No. 351: One world, truth in electioneering and another IPS lightbulb moment (plus: teleporting with Gil Perez!)

  Welcome to Wednesday: Over the hump of another busy workweek, dear friends. We are the world: To our readers in the 193 sovereign states comprising the U.N. General Assembly, a peaceful United Nations Day, celebrated every Oct. 24 since 1948. At a time when some would suggest that nationalism – defined as promoting national interests “to the exclusion or detriment of the interests of other nations” – is the way to go, the U.N.’s…


No. 350: Digitizing real estate, battening down Long Island’s hatches and getting your Guptas straight

  Couldn’t have said it better: You’ve done it, intrepid reader – the end of another busy workweek is nigh and another autumn weekend looms. To set the mood, please enjoy 81 famous, semi-famous and not-famous-just-awesome Friday quotes. It’s Oct. 19 out there, marking the 2,220th anniversary (give or take) of the Second Punic War’s pivotal Battle of Zama, which was fought on this date (or thereabouts) in the year 202 BC (they think). Whenever…


No. 349: Canada’s new high, Sikes’ new heights and LineaRX’s highest hopes (plus, repainting President Trump)

  Middle ground: Welcome to Wednesday, dear readers, and the halfway point of another exciting week of socioeconomic innovation.
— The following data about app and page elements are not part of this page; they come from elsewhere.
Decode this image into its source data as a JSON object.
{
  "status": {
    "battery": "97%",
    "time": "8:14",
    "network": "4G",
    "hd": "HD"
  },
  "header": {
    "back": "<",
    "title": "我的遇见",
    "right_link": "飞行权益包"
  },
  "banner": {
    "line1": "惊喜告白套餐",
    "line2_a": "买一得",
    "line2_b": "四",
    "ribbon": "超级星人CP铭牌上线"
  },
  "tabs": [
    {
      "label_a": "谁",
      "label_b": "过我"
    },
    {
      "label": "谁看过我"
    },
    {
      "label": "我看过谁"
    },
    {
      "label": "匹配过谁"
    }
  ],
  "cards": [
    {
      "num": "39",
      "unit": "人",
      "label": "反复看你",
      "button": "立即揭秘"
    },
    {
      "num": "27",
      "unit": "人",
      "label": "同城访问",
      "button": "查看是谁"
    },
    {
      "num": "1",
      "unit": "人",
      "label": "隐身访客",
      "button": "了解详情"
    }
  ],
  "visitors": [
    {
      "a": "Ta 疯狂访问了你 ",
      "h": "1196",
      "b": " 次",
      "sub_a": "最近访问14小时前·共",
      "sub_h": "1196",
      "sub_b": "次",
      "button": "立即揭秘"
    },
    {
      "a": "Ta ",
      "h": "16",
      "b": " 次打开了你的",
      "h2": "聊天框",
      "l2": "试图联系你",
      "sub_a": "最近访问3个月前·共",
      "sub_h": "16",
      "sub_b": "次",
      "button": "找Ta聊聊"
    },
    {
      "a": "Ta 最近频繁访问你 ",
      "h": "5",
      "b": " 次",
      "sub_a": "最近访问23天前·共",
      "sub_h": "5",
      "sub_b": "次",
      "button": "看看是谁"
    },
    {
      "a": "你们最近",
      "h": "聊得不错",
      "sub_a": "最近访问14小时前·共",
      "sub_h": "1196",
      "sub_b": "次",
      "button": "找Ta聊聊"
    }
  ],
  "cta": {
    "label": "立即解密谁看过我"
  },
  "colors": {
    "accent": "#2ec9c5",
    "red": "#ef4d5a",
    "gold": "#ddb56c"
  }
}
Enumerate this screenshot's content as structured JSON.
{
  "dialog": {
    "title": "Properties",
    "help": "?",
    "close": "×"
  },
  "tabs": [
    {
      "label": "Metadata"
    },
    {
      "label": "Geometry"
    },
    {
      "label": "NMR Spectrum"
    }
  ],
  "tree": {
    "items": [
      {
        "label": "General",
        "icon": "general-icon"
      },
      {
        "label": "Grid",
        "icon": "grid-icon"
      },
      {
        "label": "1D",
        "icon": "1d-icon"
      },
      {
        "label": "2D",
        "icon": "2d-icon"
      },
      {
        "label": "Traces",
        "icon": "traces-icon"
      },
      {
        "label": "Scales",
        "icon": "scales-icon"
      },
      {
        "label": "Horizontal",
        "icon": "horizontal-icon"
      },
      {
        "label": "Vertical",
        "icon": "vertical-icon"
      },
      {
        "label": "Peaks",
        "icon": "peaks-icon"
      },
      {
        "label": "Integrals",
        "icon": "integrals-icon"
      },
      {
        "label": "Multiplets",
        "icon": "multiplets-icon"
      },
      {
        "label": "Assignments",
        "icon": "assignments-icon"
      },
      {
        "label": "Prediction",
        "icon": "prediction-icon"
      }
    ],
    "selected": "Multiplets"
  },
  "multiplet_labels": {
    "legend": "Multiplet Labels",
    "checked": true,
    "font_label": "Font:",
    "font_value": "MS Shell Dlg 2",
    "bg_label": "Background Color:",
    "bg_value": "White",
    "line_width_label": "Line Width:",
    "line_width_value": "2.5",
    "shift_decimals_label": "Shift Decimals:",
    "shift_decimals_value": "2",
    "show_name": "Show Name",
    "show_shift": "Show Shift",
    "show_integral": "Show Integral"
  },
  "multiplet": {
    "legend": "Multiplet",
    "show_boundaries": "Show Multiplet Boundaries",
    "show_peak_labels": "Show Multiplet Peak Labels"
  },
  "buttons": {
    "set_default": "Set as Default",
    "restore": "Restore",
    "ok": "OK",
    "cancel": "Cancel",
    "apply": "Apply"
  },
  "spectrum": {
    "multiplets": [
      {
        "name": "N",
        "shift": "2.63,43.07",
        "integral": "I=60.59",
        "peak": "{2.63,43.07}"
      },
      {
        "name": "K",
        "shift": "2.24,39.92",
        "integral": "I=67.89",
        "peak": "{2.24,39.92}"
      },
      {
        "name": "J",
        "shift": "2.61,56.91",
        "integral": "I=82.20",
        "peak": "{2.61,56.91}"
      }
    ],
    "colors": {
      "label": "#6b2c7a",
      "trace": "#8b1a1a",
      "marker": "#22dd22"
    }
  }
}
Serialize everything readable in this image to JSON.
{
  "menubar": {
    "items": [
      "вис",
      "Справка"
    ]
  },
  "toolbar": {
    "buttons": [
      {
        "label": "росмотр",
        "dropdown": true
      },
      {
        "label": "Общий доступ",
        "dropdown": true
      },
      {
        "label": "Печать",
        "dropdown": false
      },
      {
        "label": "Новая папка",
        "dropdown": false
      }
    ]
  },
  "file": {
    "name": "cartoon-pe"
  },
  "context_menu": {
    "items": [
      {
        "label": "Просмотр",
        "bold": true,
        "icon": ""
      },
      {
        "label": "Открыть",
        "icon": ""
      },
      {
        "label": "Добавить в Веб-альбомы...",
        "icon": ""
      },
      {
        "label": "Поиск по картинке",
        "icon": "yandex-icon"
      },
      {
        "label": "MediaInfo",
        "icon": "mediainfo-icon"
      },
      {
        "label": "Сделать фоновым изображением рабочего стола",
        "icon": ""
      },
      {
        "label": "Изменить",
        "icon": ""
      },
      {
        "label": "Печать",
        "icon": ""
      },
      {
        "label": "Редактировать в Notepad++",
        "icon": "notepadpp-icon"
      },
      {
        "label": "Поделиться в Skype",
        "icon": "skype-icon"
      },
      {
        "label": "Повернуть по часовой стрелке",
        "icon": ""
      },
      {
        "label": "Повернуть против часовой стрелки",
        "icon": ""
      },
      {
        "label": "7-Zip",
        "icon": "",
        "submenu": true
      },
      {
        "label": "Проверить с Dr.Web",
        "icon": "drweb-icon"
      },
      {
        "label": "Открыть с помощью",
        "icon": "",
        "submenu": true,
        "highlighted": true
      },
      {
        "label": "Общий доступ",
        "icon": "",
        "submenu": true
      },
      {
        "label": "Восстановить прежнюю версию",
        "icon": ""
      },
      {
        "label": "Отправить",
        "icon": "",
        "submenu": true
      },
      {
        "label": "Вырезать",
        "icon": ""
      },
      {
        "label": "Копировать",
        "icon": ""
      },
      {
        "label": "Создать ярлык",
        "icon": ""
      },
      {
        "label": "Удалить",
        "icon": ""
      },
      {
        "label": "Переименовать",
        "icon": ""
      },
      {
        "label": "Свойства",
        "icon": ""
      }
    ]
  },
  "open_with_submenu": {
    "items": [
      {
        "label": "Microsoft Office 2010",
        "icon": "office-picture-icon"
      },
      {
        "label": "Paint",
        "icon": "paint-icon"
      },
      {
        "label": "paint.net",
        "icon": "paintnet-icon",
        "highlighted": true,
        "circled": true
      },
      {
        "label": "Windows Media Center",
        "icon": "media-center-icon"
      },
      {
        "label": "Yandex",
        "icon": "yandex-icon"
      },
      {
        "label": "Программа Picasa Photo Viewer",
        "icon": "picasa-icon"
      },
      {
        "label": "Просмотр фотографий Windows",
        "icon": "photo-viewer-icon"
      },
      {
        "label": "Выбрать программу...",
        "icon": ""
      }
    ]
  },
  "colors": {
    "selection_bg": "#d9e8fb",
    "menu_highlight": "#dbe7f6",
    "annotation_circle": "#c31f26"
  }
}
October 17 is in full swing, marking the 25th anniversary of the International Day for the Eradication of Poverty, a U.N. General Assembly effort to address shortages of basic necessities (i.e.: food, clothing, shelter) around the globe and reinforce the notion that poverty and human-rights abuses routinely coexist. Learn more here. Eye of the beholder: On…


No. 348: Lobsters and babies in Huntington, a no-fly zone in Riverhead and gunning for greatness with Janam Tech

TGIF: The finish line approaches, dear readers – the end of another productive workweek and the beginning of another autumn weekend. Speaking of autumn weekends, check out this handy dandy pumpkin-picking guide by our friends over at the Long Island Press. Dig it: Continuing the theme of things grown and picked, today is Oct. 12, which also happens to be National Farmer’s Day. That doesn’t mean what it once did on Long Island. But agriculture…


No. 347: LICA in the weeds, Northwell in 3D and the SBA all-in on global sales (and here’s to your good mental health)

Feel the power: It’s Wednesday, and this guy is psyched. All righty, then. Welcome to Oct. 10, dear friends, the 547th anniversary of the Battle of Brunkeberg (the Swedes beat the Danes, as you probably know) and the midpoint of another busy week of socioeconomic innovation. Emotional response: Today is also World Mental Health Day, the World Health Organization’s annual push to raise awareness of mental-health issues around the globe. Such issues have been historically…